In addition to these engravings, we have included in the exhibition other approaches to this technique which have sometimes not been sufficiently well explained but that nevertheless help us to understand the artist's multiple interests. Thus we will find the illustrations for various universal literary works such as Pages choisies de Don Quichotte de la Mancha by Miguel de Cervantes (1957), Le Château d'Otrante by Horace Walpole (1964) or Alice's Adventures in Wonderland by Lewis Carroll (1969), copies from the collection of the Dalí Foundation.

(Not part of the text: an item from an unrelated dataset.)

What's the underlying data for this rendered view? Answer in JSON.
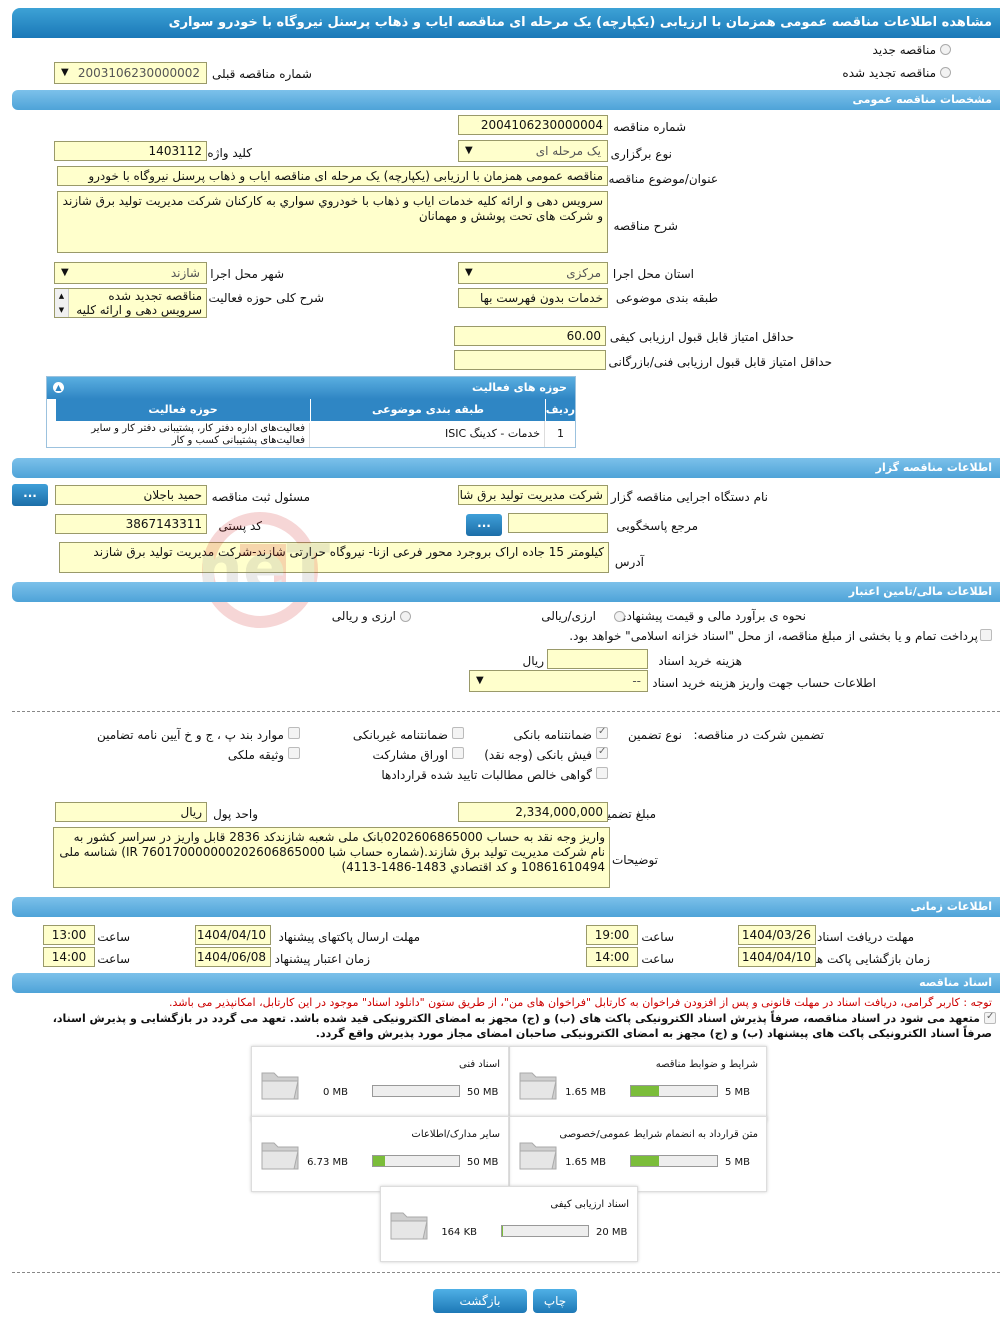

This major retrospective includes many documentary pieces that accompany the paintings exhibited. The documents, all of them from the files of the Centre for Dalinian Studies, reinforce the dialogue established between the paintings presented, while they also allow a biographical and artistic tour to be undertaken of the artist's trajectory. Of them, we might highlight two books in which he collaborated actively by creating the frontispiece of both of them, namely L'Immaculée conception by André Breton and Paul Éluard dating from 1930, and Onan by Georges Hugnet from 1934. The painter's incursion into the world of silver screen is completed by a showing of Alfred Hitchcock's film Spellbound (1945), whose dream sequences were designed by Salvador Dalí.
This exhibition offers an overview that helps to understand Dalí in all his facets: as painter, draftsman, thinker, writer, enthusiast of science, a catalyst of vanguard currents, illustrator, designer, cineaste, set designer. But it also shows him as a non-conformist in his own way, capable of perceiving the growing importance of mass culture, and, obviously, as an all-round artist, experimenting in all fields of creation, even the most innovative ones such as installations and performances.
This exhibition has the invaluable collaboration of the Tomie Ohtake Institute, the sponsorship of Arteris (Abertis subsidiary in Brazil), Banco do Brasil, IRB, MAPFRE, Telefónica, and the support of Atento, Brasilcap and Prosegur.